◆ TASK DETAILS ◆
Images are to be left out when the records below are printed word for word.

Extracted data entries

*** Begin section ***

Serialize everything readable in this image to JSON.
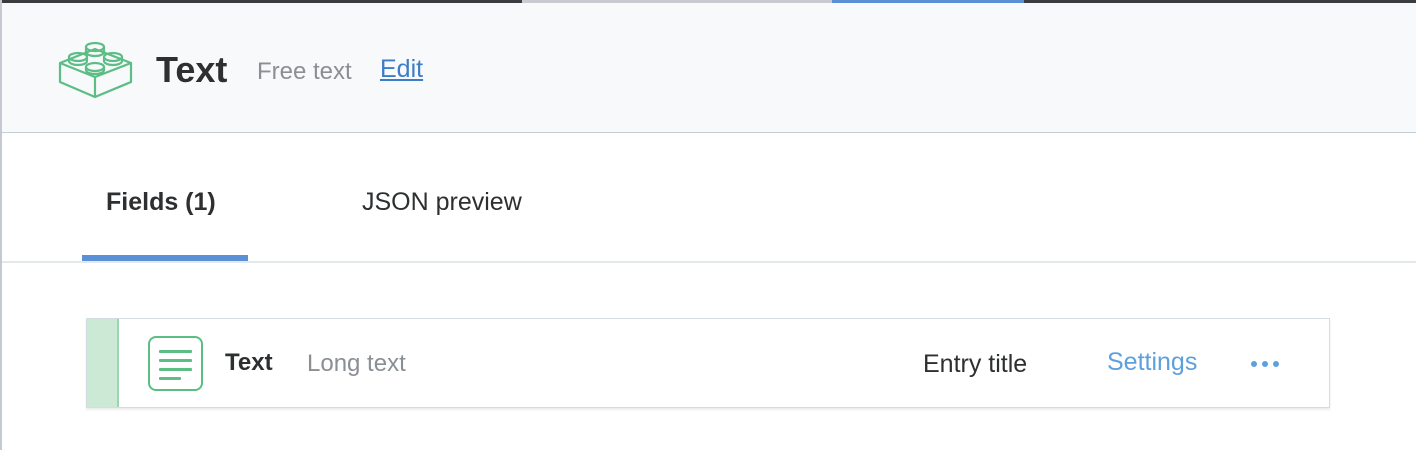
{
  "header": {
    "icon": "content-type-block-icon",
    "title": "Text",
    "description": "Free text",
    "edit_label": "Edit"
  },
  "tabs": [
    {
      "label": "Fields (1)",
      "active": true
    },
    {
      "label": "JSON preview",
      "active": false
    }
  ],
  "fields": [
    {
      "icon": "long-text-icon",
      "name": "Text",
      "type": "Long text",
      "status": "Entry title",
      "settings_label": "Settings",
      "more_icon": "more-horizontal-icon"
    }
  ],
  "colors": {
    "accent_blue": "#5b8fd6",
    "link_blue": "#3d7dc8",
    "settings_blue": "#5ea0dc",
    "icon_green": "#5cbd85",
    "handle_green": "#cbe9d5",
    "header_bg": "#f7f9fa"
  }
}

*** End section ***

◆ RESULT OF THIS TASK ◆
Serialize everything readable in this image to JSON.
{
  "header": {
    "icon": "content-type-block-icon",
    "title": "Text",
    "description": "Free text",
    "edit_label": "Edit"
  },
  "tabs": [
    {
      "label": "Fields (1)",
      "active": true
    },
    {
      "label": "JSON preview",
      "active": false
    }
  ],
  "fields": [
    {
      "icon": "long-text-icon",
      "name": "Text",
      "type": "Long text",
      "status": "Entry title",
      "settings_label": "Settings",
      "more_icon": "more-horizontal-icon"
    }
  ],
  "colors": {
    "accent_blue": "#5b8fd6",
    "link_blue": "#3d7dc8",
    "settings_blue": "#5ea0dc",
    "icon_green": "#5cbd85",
    "handle_green": "#cbe9d5",
    "header_bg": "#f7f9fa"
  }
}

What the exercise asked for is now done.